DOES THE WINE STILL AGE UNDER SCREWCAP?
Yes, it does. The same wine will age differently under a cork and a screw-cap, however. Cork is porous and allows a slow, tiny ingress of air which helps the ageing reactions. In general, screwcap wines will age more slowly as they are an airtight seal – which is the other reason winemakers tend to release wines that are ready to drink earlier, so you don’t have to cellar longer to compensate. Wines under screwcap do tend to be a little more forgiving of less than ideal storage temperatures as well, as there is no cork to expand and contract with changing temperatures. And the best thing – you don’t have to worry about cork taint, which can affect up to 10% of wines bottled under cork.
WILL I LIKE THE WINE BETTER ONCE IT’S AGED?
This is an interesting one. In Australia, many people don’t have much experience with wine more than a few years old. Some people actually may prefer the taste of young fruity reds and can mistakenly believe that cellared reds are past their best, because those aged flavours and colours can seem so different. Other people love the extra complexity that cellaring brings. We recommend that you explore the potential of cellaring for yourself.
Start with a case of a single good wine (we can strongly recommend one of our Signature Collection wines) and then be disciplined – store it and drink one bottle each year. Keep a tasting diary to compare each year of ageing, and we’re sure that you’ll come to appreciate the rewards that cellaring can bring.

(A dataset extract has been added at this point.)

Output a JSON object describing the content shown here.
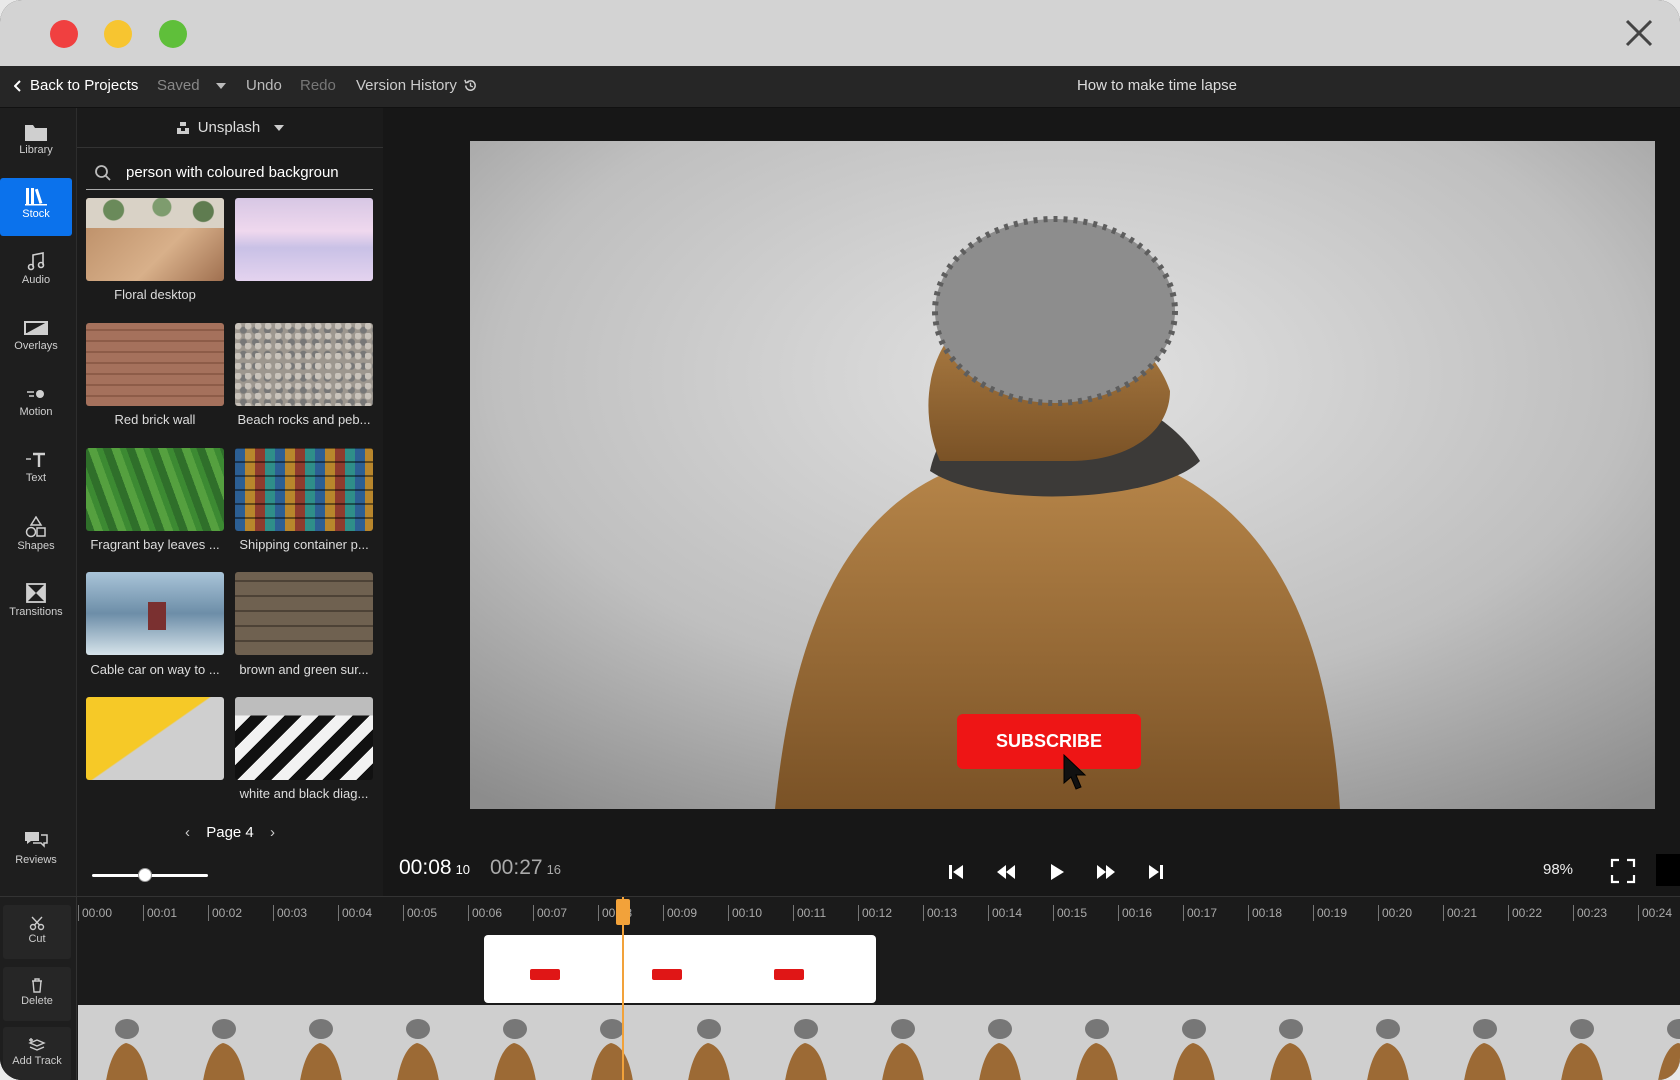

AS WINE AGES, SLOW INTERACTIONS HAPPEN WITH SMALL MOLECULES JOINING UP TO MAKE BIGGER ONES, MAKING THE WINE SOFTER AND MORE VELVETY.